----- Supplied records

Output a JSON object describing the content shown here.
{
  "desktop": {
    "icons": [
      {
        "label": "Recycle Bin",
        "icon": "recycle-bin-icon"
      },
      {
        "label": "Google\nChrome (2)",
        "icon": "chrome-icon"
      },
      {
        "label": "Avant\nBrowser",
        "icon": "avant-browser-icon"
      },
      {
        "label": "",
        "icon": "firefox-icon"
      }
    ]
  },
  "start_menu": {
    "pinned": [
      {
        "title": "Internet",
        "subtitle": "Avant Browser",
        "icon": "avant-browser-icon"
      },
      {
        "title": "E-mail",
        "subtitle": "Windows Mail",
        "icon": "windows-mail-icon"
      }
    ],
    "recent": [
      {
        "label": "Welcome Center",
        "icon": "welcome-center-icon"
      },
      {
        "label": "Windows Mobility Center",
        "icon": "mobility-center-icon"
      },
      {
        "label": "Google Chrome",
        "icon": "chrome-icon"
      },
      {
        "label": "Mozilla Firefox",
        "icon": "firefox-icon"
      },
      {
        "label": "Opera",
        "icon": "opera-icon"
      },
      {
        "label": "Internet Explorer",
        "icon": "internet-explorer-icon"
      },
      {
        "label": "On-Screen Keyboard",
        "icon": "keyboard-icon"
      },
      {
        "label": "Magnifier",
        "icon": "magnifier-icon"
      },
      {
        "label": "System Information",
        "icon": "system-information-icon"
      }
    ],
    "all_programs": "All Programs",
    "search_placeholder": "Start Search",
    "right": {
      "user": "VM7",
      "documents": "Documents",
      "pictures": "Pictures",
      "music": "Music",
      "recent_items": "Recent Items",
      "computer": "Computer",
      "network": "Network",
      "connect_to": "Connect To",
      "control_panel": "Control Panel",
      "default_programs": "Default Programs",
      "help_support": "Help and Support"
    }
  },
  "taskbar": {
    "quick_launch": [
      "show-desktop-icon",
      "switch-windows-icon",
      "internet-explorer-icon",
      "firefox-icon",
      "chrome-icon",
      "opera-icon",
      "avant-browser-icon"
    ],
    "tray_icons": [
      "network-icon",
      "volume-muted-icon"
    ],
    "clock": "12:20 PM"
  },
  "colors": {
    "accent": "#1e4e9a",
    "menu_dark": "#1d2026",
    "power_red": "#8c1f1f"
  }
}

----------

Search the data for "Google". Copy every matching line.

◆ Answer space
        "label": "Google\nChrome (2)",
        "label": "Google Chrome",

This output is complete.